::: PROVIDED ENTRIES :::

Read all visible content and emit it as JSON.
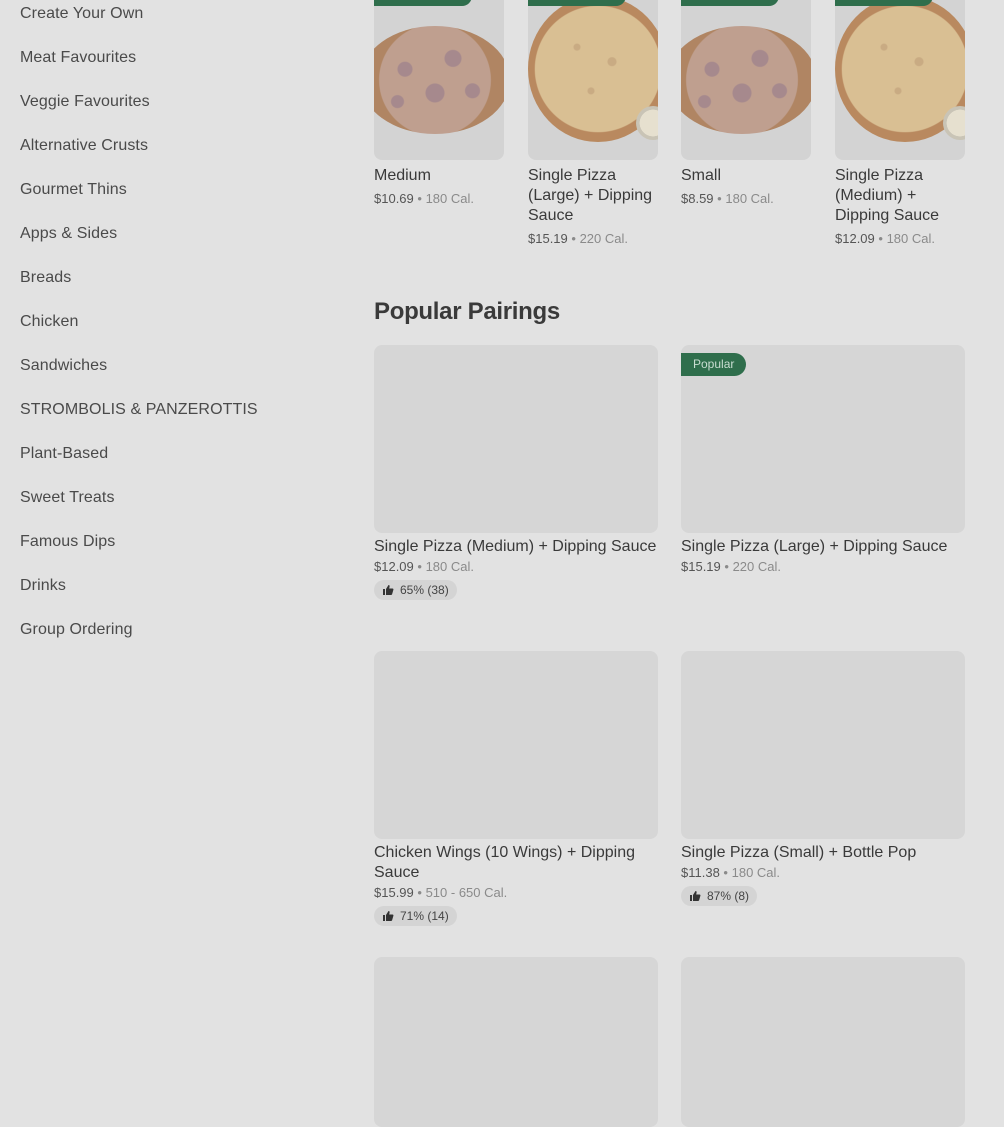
{
  "sidebar": {
    "items": [
      {
        "label": "Create Your Own"
      },
      {
        "label": "Meat Favourites"
      },
      {
        "label": "Veggie Favourites"
      },
      {
        "label": "Alternative Crusts"
      },
      {
        "label": "Gourmet Thins"
      },
      {
        "label": "Apps & Sides"
      },
      {
        "label": "Breads"
      },
      {
        "label": "Chicken"
      },
      {
        "label": "Sandwiches"
      },
      {
        "label": "STROMBOLIS & PANZEROTTIS"
      },
      {
        "label": "Plant-Based"
      },
      {
        "label": "Sweet Treats"
      },
      {
        "label": "Famous Dips"
      },
      {
        "label": "Drinks"
      },
      {
        "label": "Group Ordering"
      }
    ]
  },
  "top_items": [
    {
      "name": "Medium",
      "price": "$10.69",
      "cal": "180 Cal.",
      "image": "ham-pizza"
    },
    {
      "name": "Single Pizza (Large) + Dipping Sauce",
      "price": "$15.19",
      "cal": "220 Cal.",
      "image": "cheese-pizza-with-dip"
    },
    {
      "name": "Small",
      "price": "$8.59",
      "cal": "180 Cal.",
      "image": "ham-pizza"
    },
    {
      "name": "Single Pizza (Medium) + Dipping Sauce",
      "price": "$12.09",
      "cal": "180 Cal.",
      "image": "cheese-pizza-with-dip"
    }
  ],
  "popular_pairings": {
    "title": "Popular Pairings",
    "items": [
      {
        "name": "Single Pizza (Medium) + Dipping Sauce",
        "price": "$12.09",
        "cal": "180 Cal.",
        "rating": "65% (38)"
      },
      {
        "name": "Single Pizza (Large) + Dipping Sauce",
        "price": "$15.19",
        "cal": "220 Cal.",
        "badge": "Popular"
      },
      {
        "name": "Chicken Wings (10 Wings) + Dipping Sauce",
        "price": "$15.99",
        "cal": "510 - 650 Cal.",
        "rating": "71% (14)"
      },
      {
        "name": "Single Pizza (Small) + Bottle Pop",
        "price": "$11.38",
        "cal": "180 Cal.",
        "rating": "87% (8)"
      }
    ]
  },
  "separator": "•",
  "colors": {
    "badge": "#2f6e4c",
    "overlay_background": "#e2e2e2",
    "image_placeholder": "#d6d6d6"
  },
  "icons": {
    "rating": "thumbs-up-icon"
  }
}
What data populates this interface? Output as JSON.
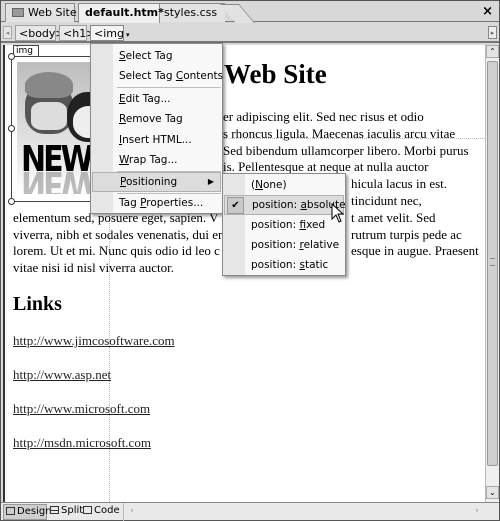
{
  "tabs": [
    {
      "label": "Web Site",
      "icon": "website-icon",
      "active": false
    },
    {
      "label": "default.htm*",
      "active": true
    },
    {
      "label": "styles.css",
      "active": false
    }
  ],
  "tab_close_label": "×",
  "tag_navigator": {
    "crumbs": [
      "<body>",
      "<h1>",
      "<img"
    ],
    "dropdown_glyph": "▾",
    "scroll_left_glyph": "◂",
    "scroll_right_glyph": "▸"
  },
  "editor": {
    "image_tag_label": "img",
    "image_logo_text": "NEWim",
    "heading": "Web Site",
    "paragraph_lines": [
      {
        "left": "",
        "right": "er adipiscing elit. Sed nec risus et odio"
      },
      {
        "left": "",
        "right": "s rhoncus ligula. Maecenas iaculis arcu vitae"
      },
      {
        "left": "",
        "right": "Sed bibendum ullamcorper libero. Morbi purus"
      },
      {
        "left": "",
        "right": "is. Pellentesque at neque at nulla auctor"
      },
      {
        "left": "",
        "right": "hicula lacus in est."
      },
      {
        "left": "",
        "right": "tincidunt nec,"
      },
      {
        "left": "elementum sed, posuere eget, sapien. V",
        "right": "t amet velit. Sed"
      },
      {
        "left": "viverra, nibh et sodales venenatis, dui er",
        "right": "rutrum turpis pede ac"
      },
      {
        "left": "lorem. Ut et mi. Nunc quis odio id leo c",
        "right": "esque in augue. Praesent"
      },
      {
        "left": "vitae nisi id nisl viverra auctor.",
        "right": ""
      }
    ],
    "links_heading": "Links",
    "links": [
      "http://www.jimcosoftware.com",
      "http://www.asp.net",
      "http://www.microsoft.com",
      "http://msdn.microsoft.com"
    ]
  },
  "context_menu": {
    "items": [
      {
        "pre": "",
        "u": "S",
        "post": "elect Tag"
      },
      {
        "pre": "Select Tag ",
        "u": "C",
        "post": "ontents"
      },
      {
        "pre": "",
        "u": "E",
        "post": "dit Tag..."
      },
      {
        "pre": "",
        "u": "R",
        "post": "emove Tag"
      },
      {
        "pre": "",
        "u": "I",
        "post": "nsert HTML..."
      },
      {
        "pre": "",
        "u": "W",
        "post": "rap Tag..."
      },
      {
        "pre": "",
        "u": "P",
        "post": "ositioning",
        "submenu": true,
        "highlighted": true
      },
      {
        "pre": "Tag ",
        "u": "P",
        "post": "roperties..."
      }
    ],
    "submenu_arrow": "▶"
  },
  "positioning_submenu": {
    "items": [
      {
        "pre": "(",
        "u": "N",
        "post": "one)",
        "checked": false
      },
      {
        "pre": "position: ",
        "u": "a",
        "post": "bsolute",
        "checked": true
      },
      {
        "pre": "position: ",
        "u": "f",
        "post": "ixed",
        "checked": false
      },
      {
        "pre": "position: ",
        "u": "r",
        "post": "elative",
        "checked": false
      },
      {
        "pre": "position: ",
        "u": "s",
        "post": "tatic",
        "checked": false
      }
    ],
    "check_glyph": "✔"
  },
  "view_tabs": [
    {
      "label": "Design",
      "active": true
    },
    {
      "label": "Split",
      "active": false
    },
    {
      "label": "Code",
      "active": false
    }
  ],
  "scrollbar": {
    "up": "⌃",
    "down": "⌄",
    "left": "‹",
    "right": "›"
  }
}
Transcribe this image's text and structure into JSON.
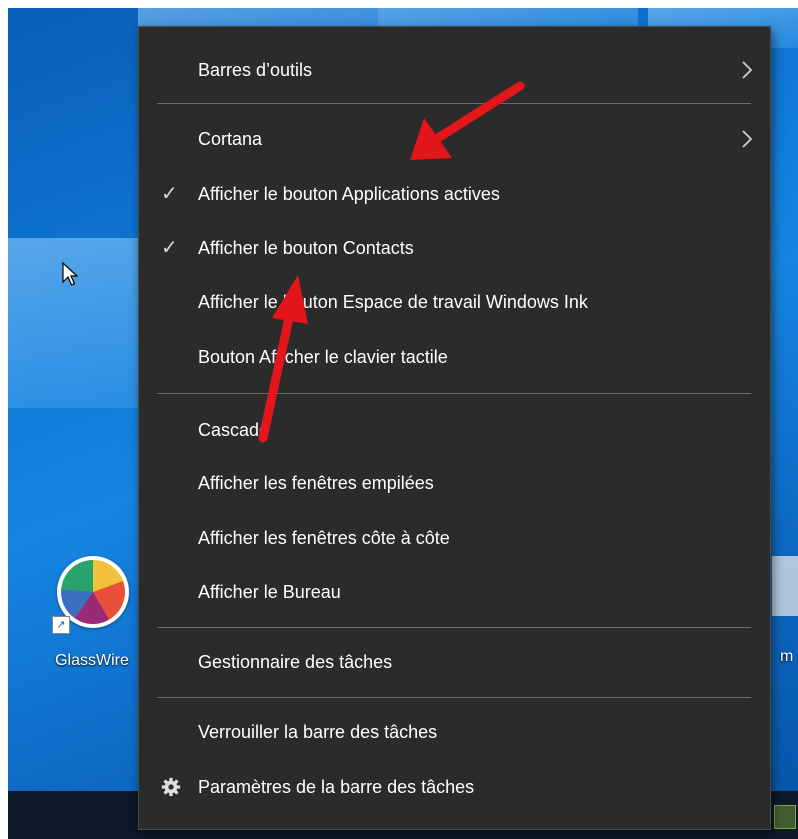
{
  "desktop": {
    "icons": [
      {
        "label": "GlassWire"
      }
    ],
    "partial_label_right": "m"
  },
  "menu": {
    "items": [
      {
        "label": "Barres d’outils",
        "submenu": true
      },
      {
        "label": "Cortana",
        "submenu": true
      },
      {
        "label": "Afficher le bouton Applications actives",
        "checked": true
      },
      {
        "label": "Afficher le bouton Contacts",
        "checked": true
      },
      {
        "label": "Afficher le bouton Espace de travail Windows Ink"
      },
      {
        "label": "Bouton Afficher le clavier tactile"
      },
      {
        "label": "Cascade"
      },
      {
        "label": "Afficher les fenêtres empilées"
      },
      {
        "label": "Afficher les fenêtres côte à côte"
      },
      {
        "label": "Afficher le Bureau"
      },
      {
        "label": "Gestionnaire des tâches"
      },
      {
        "label": "Verrouiller la barre des tâches"
      },
      {
        "label": "Paramètres de la barre des tâches",
        "icon": "gear-icon"
      }
    ]
  },
  "colors": {
    "menu_background": "#2b2b2b",
    "menu_text": "#ffffff",
    "separator": "#6b6b6b",
    "annotation_arrow": "#e3161b"
  }
}
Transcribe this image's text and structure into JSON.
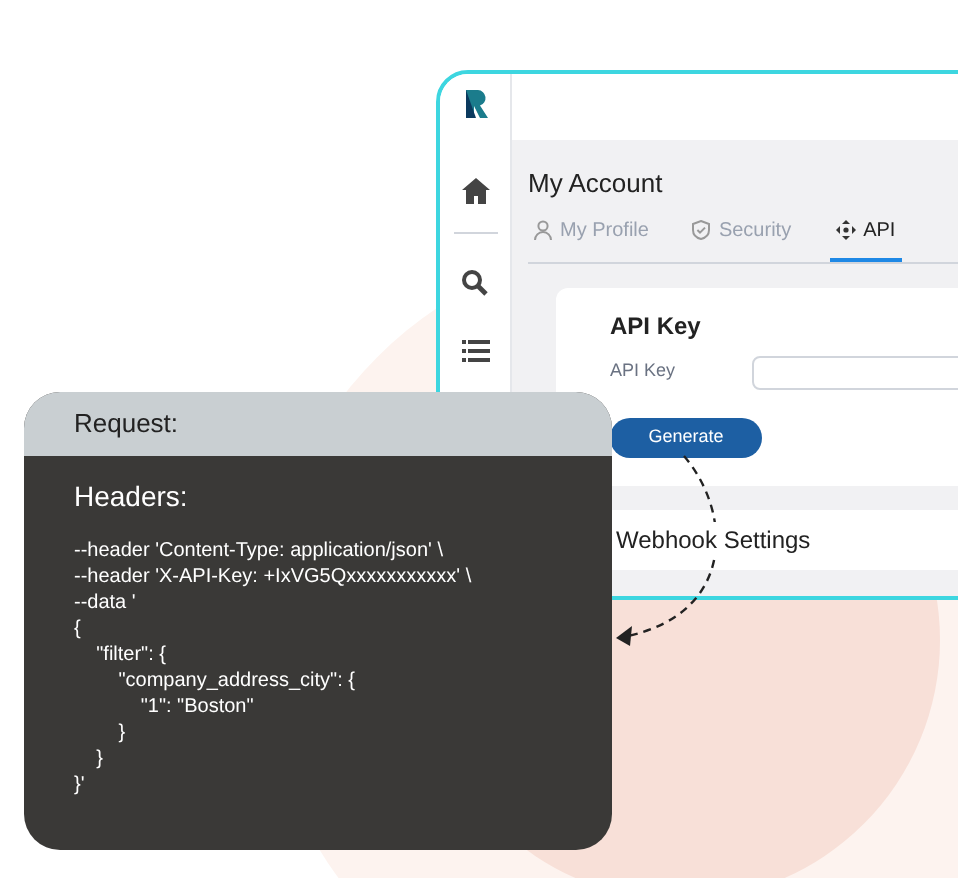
{
  "app": {
    "title": "My Account",
    "tabs": [
      {
        "label": "My Profile",
        "kind": "person",
        "selected": false
      },
      {
        "label": "Security",
        "kind": "shield",
        "selected": false
      },
      {
        "label": "API",
        "kind": "move",
        "selected": true
      }
    ],
    "api_key_card": {
      "title": "API Key",
      "field_label": "API Key",
      "button": "Generate"
    },
    "webhook_section": {
      "title": "Webhook Settings"
    }
  },
  "request_panel": {
    "title": "Request:",
    "heading": "Headers:",
    "code_lines": [
      "--header 'Content-Type: application/json' \\",
      "--header 'X-API-Key: +IxVG5Qxxxxxxxxxxx' \\",
      "--data '",
      "{",
      "    \"filter\": {",
      "        \"company_address_city\": {",
      "            \"1\": \"Boston\"",
      "        }",
      "    }",
      "}'"
    ]
  }
}
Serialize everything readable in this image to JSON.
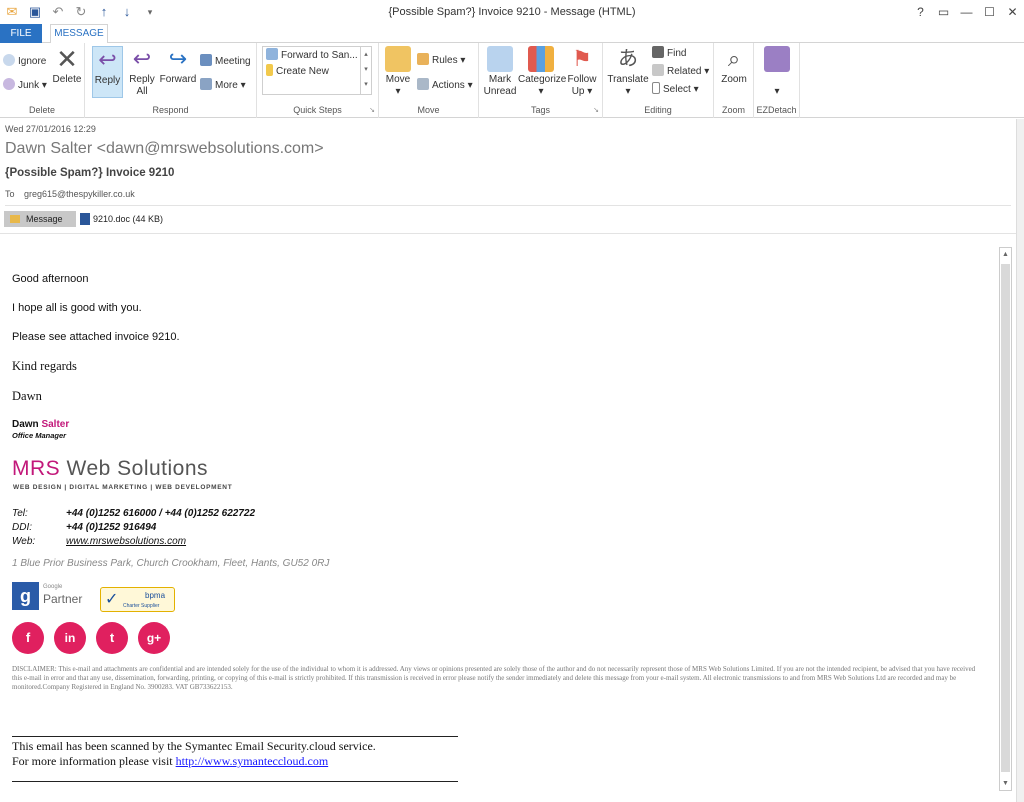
{
  "window": {
    "title": "{Possible Spam?} Invoice 9210 - Message (HTML)",
    "help": "?",
    "controls": [
      "▭",
      "—",
      "☐",
      "✕"
    ]
  },
  "tabs": {
    "file": "FILE",
    "message": "MESSAGE"
  },
  "ribbon": {
    "delete_group": {
      "label": "Delete",
      "ignore": "Ignore",
      "junk": "Junk",
      "delete": "Delete"
    },
    "respond_group": {
      "label": "Respond",
      "reply": "Reply",
      "reply_all_1": "Reply",
      "reply_all_2": "All",
      "forward": "Forward",
      "meeting": "Meeting",
      "more": "More"
    },
    "quick_steps": {
      "label": "Quick Steps",
      "item1": "Forward to San...",
      "item2": "Create New"
    },
    "move_group": {
      "label": "Move",
      "move": "Move",
      "rules": "Rules",
      "actions": "Actions"
    },
    "tags_group": {
      "label": "Tags",
      "mark_unread_1": "Mark",
      "mark_unread_2": "Unread",
      "categorize": "Categorize",
      "follow_up_1": "Follow",
      "follow_up_2": "Up"
    },
    "editing_group": {
      "label": "Editing",
      "translate": "Translate",
      "find": "Find",
      "related": "Related",
      "select": "Select"
    },
    "zoom_group": {
      "label": "Zoom",
      "zoom": "Zoom"
    },
    "ezdetach_group": {
      "label": "EZDetach"
    }
  },
  "header": {
    "date": "Wed 27/01/2016 12:29",
    "sender": "Dawn Salter <dawn@mrswebsolutions.com>",
    "subject": "{Possible Spam?} Invoice 9210",
    "to_label": "To",
    "to_value": "greg615@thespykiller.co.uk",
    "attachments": {
      "message": "Message",
      "file": "9210.doc (44 KB)"
    }
  },
  "body": {
    "greeting": "Good afternoon",
    "line1": "I hope all is good with you.",
    "line2": "Please see attached invoice 9210.",
    "regards": "Kind regards",
    "name": "Dawn",
    "sig_first": "Dawn",
    "sig_last": "Salter",
    "sig_title": "Office Manager",
    "logo_mrs": "MRS",
    "logo_rest": " Web Solutions",
    "tagline": "WEB DESIGN | DIGITAL MARKETING | WEB DEVELOPMENT",
    "tel_label": "Tel:",
    "tel_value": "+44 (0)1252 616000 / +44 (0)1252 622722",
    "ddi_label": "DDI:",
    "ddi_value": "+44 (0)1252 916494",
    "web_label": "Web:",
    "web_value": "www.mrswebsolutions.com",
    "address": "1 Blue Prior Business Park, Church Crookham, Fleet, Hants, GU52 0RJ",
    "google_small": "Google",
    "google_partner": "Partner",
    "bpma": "bpma",
    "bpma_sub": "Charter Supplier",
    "social": [
      "f",
      "in",
      "t",
      "g+"
    ],
    "disclaimer": "DISCLAIMER: This e-mail and attachments are confidential and are intended solely for the use of the individual to whom it is addressed. Any views or opinions presented are solely those of the author and do not necessarily represent those of MRS Web Solutions Limited. If you are not the intended recipient, be advised that you have received this e-mail in error and that any use, dissemination, forwarding, printing, or copying of this e-mail is strictly prohibited. If this transmission is received in error please notify the sender immediately and delete this message from your e-mail system. All electronic transmissions to and from MRS Web Solutions Ltd are recorded and may be monitored.Company Registered in England No. 3900283. VAT GB733622153.",
    "symantec_line1": "This email has been scanned by the Symantec Email Security.cloud service.",
    "symantec_line2_prefix": "For more information please visit ",
    "symantec_link": "http://www.symanteccloud.com"
  },
  "colors": {
    "accent": "#2a72c3",
    "brand_pink": "#c2187a",
    "social_pink": "#e0205f"
  }
}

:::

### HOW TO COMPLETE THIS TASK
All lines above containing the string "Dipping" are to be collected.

### COMPLETED TASK
      "name": "Single Pizza (Large) + Dipping Sauce",
      "name": "Single Pizza (Medium) + Dipping Sauce",
        "name": "Single Pizza (Medium) + Dipping Sauce",
        "name": "Single Pizza (Large) + Dipping Sauce",
        "name": "Chicken Wings (10 Wings) + Dipping Sauce",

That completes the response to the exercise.